It wasn't that long ago that May 9 was an uncomplicated date in the political calendar in Eastern Europe and the Balkans. State leaders processed to the main World War II memorial, made speeches about the heroic struggle against Nazism and Fascism and laid wreaths.
But, as the muddle in Croatia this year showed, since the call of Communism, May 9 has become a lot more complicated in some countries - and more of a headache than a showcase of national unity.
While the Croatian government issued a statement paying tribute to the victims of Fascism, the President was out of the country, paying tribute to the victims of the victims.
Kolinda Grabar Kitarovic was Bleiburg, Austria, where a long column of Croats [and others] fleeing the fall of Croatia's wartime Fascist government was turned back by Allied troops in 1945 and massacred by the victorious Communist-led Yugoslav Partisan army. It was "the biggest mass crime after the Second World War, for which there can be no justification," she said in a forthright statement.

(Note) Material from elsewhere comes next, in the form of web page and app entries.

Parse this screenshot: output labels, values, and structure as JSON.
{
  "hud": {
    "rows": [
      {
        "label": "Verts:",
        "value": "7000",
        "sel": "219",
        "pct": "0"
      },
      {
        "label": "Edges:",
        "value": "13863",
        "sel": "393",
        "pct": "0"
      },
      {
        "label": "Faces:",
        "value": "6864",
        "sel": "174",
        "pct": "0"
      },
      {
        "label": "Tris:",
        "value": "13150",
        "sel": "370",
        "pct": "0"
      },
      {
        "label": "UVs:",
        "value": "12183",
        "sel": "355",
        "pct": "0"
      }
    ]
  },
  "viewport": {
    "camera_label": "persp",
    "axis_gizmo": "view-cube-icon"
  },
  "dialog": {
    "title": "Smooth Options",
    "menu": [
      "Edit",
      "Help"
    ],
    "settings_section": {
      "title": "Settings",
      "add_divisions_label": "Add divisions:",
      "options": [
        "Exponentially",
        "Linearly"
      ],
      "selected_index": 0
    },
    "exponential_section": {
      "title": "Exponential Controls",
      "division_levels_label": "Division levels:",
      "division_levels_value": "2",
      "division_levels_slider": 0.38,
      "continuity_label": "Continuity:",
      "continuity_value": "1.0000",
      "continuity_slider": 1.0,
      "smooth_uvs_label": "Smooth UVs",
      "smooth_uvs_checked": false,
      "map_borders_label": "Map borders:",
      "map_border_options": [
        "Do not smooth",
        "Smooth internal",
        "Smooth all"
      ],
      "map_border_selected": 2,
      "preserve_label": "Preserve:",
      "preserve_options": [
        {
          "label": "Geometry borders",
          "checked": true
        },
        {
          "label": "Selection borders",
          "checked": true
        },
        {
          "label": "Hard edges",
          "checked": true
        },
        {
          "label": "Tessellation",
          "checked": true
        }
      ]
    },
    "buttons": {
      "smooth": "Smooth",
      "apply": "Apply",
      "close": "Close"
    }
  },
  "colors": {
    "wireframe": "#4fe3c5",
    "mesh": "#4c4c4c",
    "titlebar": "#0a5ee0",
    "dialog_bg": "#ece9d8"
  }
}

Croatia's dilemma over whether to please the left, by commemorating the victors of 1945, please the right by commemorating those who suffered at the hands of those victors - or both - is replicated in other countries.
Some deal with the issue by no longer marking the Soviet aspect of it at all, and celebrating May 9 as Europe Day - in honour of Robert Schuman's historic appeal for European unity in 1950, which laid the path for the creation of the European Union.
Romania marks May 9 as Europe Day and as the anniversary of its own independence in 1870s.
Serbia, on the other hand, with its strong Russian ties, has no problem about celebrating May 9 in the old style, complete with Russian-style Immortal Regimental...